    • activityIndicator – Shows a spinner using the activityIndicatorTheme from your active theme.
    • progressbar – A progress bar representing your current completed using the progressbarTheme from your active theme.
  • kerning – Number of spaces that must be between this item and other items, if this item is displayed at all.
  • maxLength – The maximum length for this element. If its value is longer it will be truncated.
  • minLength – The minimum length for this element. If its value is shorter it will be padded according to the align value.
  • align – (Default: left) Possible values "left", "right" and "center". Works as you'd expect from word processors.
  • length – Provides a single value for both minLength and maxLength. If both length and *minLength or maxLength are specifed then the latter take precedence.
  • value – A literal value to use for this template item.
  • default – A default value to use for this template item if a value wasn't otherwise passed in.

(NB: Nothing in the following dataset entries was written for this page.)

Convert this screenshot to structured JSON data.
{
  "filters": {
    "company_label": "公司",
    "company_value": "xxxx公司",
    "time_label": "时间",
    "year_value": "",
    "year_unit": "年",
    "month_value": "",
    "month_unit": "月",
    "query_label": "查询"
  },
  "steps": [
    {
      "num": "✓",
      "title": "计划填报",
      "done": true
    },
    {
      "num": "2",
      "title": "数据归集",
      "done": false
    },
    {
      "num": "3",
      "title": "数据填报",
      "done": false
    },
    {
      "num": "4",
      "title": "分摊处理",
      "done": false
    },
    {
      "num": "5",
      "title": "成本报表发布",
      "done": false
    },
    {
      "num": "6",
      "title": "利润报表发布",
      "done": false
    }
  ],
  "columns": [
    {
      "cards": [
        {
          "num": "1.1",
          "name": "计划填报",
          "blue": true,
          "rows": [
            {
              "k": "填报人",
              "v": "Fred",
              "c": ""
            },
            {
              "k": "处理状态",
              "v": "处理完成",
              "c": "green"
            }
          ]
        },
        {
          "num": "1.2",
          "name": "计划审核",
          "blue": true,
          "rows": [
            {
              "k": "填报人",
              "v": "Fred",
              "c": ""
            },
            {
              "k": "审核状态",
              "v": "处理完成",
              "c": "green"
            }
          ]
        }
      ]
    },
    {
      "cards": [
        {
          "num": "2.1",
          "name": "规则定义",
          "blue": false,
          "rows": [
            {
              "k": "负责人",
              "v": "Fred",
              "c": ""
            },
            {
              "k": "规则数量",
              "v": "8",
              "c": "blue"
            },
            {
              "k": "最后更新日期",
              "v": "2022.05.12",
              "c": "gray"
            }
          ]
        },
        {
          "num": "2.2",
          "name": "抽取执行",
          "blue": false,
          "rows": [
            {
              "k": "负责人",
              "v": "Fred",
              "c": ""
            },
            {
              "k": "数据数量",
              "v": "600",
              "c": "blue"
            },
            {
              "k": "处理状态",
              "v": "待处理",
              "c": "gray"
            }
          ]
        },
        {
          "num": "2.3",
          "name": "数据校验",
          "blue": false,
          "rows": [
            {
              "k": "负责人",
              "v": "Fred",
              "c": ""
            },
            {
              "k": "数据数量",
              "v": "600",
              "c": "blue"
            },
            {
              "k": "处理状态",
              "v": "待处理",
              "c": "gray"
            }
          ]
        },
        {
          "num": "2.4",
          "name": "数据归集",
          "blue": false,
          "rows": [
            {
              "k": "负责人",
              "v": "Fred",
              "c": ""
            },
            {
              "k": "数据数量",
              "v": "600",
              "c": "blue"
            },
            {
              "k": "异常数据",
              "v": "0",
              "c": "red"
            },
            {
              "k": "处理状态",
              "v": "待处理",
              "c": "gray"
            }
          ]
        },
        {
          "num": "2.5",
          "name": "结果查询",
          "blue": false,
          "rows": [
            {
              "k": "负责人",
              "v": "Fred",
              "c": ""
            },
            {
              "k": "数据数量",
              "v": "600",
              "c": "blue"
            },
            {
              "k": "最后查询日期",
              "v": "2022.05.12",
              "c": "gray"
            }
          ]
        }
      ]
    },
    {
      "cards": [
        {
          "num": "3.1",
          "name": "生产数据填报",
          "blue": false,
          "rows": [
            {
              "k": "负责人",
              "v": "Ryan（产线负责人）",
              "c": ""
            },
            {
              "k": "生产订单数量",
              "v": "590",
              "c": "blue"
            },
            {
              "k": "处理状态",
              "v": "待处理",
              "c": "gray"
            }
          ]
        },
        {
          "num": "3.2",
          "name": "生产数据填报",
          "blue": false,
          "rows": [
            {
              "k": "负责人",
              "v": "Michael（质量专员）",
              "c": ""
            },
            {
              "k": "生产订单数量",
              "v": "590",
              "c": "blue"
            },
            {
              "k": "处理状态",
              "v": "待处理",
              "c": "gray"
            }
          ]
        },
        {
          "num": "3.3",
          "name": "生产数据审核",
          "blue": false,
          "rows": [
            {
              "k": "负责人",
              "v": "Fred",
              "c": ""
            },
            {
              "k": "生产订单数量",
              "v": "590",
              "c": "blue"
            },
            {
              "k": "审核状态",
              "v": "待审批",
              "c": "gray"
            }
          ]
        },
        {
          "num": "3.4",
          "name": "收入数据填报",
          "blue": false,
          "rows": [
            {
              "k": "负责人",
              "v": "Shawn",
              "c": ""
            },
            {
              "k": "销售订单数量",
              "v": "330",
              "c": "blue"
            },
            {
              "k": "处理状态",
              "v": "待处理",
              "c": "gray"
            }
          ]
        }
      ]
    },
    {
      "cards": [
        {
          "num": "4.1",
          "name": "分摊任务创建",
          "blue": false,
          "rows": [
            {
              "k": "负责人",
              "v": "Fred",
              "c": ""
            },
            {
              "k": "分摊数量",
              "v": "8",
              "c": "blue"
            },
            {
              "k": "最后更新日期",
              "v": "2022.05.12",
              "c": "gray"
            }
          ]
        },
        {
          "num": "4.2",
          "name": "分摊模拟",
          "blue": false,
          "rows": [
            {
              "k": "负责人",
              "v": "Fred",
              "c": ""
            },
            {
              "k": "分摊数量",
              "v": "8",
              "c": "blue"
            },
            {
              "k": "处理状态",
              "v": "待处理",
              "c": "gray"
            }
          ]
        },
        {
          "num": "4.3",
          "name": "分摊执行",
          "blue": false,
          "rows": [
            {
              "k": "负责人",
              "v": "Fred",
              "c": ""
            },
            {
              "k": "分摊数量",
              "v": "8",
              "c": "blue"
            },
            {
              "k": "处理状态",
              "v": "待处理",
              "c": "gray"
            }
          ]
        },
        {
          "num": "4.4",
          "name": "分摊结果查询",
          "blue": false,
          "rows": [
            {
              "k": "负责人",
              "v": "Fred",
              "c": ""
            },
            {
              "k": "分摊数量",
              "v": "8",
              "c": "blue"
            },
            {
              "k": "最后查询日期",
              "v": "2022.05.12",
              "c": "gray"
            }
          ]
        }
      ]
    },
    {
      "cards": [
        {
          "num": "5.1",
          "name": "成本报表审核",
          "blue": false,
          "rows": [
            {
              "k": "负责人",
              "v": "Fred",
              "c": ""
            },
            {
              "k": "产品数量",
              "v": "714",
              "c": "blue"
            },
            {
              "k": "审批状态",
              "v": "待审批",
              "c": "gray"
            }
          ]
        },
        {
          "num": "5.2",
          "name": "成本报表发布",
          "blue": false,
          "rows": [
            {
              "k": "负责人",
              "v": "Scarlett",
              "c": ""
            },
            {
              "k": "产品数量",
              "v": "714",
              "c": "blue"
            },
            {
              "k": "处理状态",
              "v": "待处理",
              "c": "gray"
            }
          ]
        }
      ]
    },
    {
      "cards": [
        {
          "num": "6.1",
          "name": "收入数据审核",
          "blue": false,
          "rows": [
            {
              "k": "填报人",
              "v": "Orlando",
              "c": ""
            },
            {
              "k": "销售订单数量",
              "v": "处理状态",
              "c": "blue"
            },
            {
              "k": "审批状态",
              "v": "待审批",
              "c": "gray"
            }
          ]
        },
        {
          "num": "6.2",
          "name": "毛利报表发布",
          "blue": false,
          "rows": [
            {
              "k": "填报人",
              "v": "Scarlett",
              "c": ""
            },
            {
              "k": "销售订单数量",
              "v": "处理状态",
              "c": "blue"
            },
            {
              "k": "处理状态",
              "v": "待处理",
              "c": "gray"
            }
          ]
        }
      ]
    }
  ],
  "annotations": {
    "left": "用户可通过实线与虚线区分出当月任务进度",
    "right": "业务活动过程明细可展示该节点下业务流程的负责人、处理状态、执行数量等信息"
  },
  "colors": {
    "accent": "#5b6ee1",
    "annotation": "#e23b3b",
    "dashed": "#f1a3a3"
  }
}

PLUMBING

This is the super simple, assume nothing, do no magic internals used by gauge to implement its ordinary interface.

var Plumbing = require('gauge/plumbing')
var gauge = new Plumbing(theme, template, width)
  • theme: The theme to use.
  • template: The template to use.
  • width: How wide your gauge should be

gauge.setTheme(theme)

Change the active theme.

gauge.setTemplate(template)

Change the active template.

gauge.setWidth(width)

Change the width to render at.

gauge.hide()

Return the string necessary to hide the progress bar

gauge.hideCursor()

Return a string to hide the cursor.

gauge.showCursor()

Return a string to show the cursor.

gauge.show(status)

Using status for values, render the provided template with the theme and return a string that is suitable for printing to update the gauge.